Not all security vendors appear critical of PatchGuard.

In a statement, Sophos said, "We are building our technology by making use of supported Microsoft interfaces rather than trying to subvert them. That's why we're ready for 64-bit Vista but others aren't."

Join the Good Gear Guide newsletter!

Error: Please check your email address.

Tags kernalsecurityvista

Our Back to Business guide highlights the best products for you to boost your productivity at home, on the road, at the office, or in the classroom.

Keep up with the latest tech news, reviews and previews by subscribing to the Good Gear Guide newsletter.

Ellen Messmer

Network World (US online)
Show Comments

Essentials

Microsoft L5V-00027 Sculpt Ergonomic Keyboard Desktop

Learn more >

Lexar® JumpDrive® S57 USB 3.0 flash drive

Learn more >

Mobile

Lexar® JumpDrive® S45 USB 3.0 flash drive 

Learn more >

Exec

Audio-Technica ATH-ANC70 Noise Cancelling Headphones

Learn more >

HD Pan/Tilt Wi-Fi Camera with Night Vision NC450

Learn more >

Lexar® Professional 1800x microSDHC™/microSDXC™ UHS-II cards 

Learn more >

Lexar® JumpDrive® C20c USB Type-C flash drive 

Learn more >

Budget

Back To Business Guide

Click for more ›

Most Popular Reviews

Latest News Articles

Resources

PCW Evaluation Team

Azadeh Williams

HP OfficeJet Pro 8730

A smarter way to print for busy small business owners, combining speedy printing with scanning and copying, making it easier to produce high quality documents and images at a touch of a button.

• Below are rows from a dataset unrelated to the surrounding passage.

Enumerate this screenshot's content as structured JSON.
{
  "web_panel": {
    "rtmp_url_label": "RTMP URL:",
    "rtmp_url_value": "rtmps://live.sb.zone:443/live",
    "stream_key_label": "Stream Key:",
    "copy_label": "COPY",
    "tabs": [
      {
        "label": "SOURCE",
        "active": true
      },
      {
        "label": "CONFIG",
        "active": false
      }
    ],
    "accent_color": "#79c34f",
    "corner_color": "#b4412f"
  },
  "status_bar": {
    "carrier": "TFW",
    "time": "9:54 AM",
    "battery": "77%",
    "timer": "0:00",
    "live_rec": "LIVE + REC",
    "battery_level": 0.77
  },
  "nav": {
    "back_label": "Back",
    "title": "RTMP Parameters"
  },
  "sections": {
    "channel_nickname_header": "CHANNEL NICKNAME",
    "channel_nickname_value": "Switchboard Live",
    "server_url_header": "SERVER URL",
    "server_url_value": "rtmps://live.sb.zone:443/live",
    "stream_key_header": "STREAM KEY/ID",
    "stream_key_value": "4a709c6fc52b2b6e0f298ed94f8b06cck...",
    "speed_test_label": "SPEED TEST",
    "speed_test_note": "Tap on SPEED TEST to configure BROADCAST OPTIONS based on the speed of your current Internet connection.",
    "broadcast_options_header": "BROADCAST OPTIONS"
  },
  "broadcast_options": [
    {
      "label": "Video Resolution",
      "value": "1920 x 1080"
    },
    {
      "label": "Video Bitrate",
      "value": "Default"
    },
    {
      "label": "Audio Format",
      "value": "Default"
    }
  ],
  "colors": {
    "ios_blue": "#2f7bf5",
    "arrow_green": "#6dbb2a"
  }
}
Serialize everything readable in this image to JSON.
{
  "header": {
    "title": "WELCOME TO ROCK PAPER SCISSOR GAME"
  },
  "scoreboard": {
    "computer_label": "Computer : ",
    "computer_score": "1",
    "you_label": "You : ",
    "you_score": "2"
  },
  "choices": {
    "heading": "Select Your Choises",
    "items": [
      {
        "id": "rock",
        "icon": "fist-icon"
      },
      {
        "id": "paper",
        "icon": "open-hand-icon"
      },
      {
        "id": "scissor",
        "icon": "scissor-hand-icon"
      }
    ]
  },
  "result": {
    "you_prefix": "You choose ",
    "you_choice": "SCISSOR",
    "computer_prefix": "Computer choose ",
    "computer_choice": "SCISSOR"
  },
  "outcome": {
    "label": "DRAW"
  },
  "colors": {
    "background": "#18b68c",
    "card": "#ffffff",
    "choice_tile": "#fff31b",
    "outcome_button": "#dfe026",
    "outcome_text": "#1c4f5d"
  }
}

Andrew Grant

HP OfficeJet Pro 8730

I've had a multifunction printer in the office going on 10 years now. It was a neat bit of kit back in the day -- print, copy, scan, fax -- when printing over WiFi felt a bit like magic. It’s seen better days though and an upgrade’s well overdue. This HP OfficeJet Pro 8730 looks like it ticks all the same boxes: print, copy, scan, and fax. (Really? Does anyone fax anything any more? I guess it's good to know the facility’s there, just in case.) Printing over WiFi is more-or- less standard these days.

Ed Dawson

HP OfficeJet Pro 8730

As a freelance writer who is always on the go, I like my technology to be both efficient and effective so I can do my job well. The HP OfficeJet Pro 8730 Inkjet Printer ticks all the boxes in terms of form factor, performance and user interface.

Michael Hargreaves

Windows 10 for Business / Dell XPS 13

I’d happily recommend this touchscreen laptop and Windows 10 as a great way to get serious work done at a desk or on the road.

Aysha Strobbe

Windows 10 / HP Spectre x360

Ultimately, I think the Windows 10 environment is excellent for me as it caters for so many different uses. The inclusion of the Xbox app is also great for when you need some downtime too!

Mark Escubio

Windows 10 / Lenovo Yoga 910

For me, the Xbox Play Anywhere is a great new feature as it allows you to play your current Xbox games with higher resolutions and better graphics without forking out extra cash for another copy. Although available titles are still scarce, but I’m sure it will grow in time.

Featured Content

Latest Jobs

Don’t have an account? Sign up here

Don't have an account? Sign up now

Forgot password?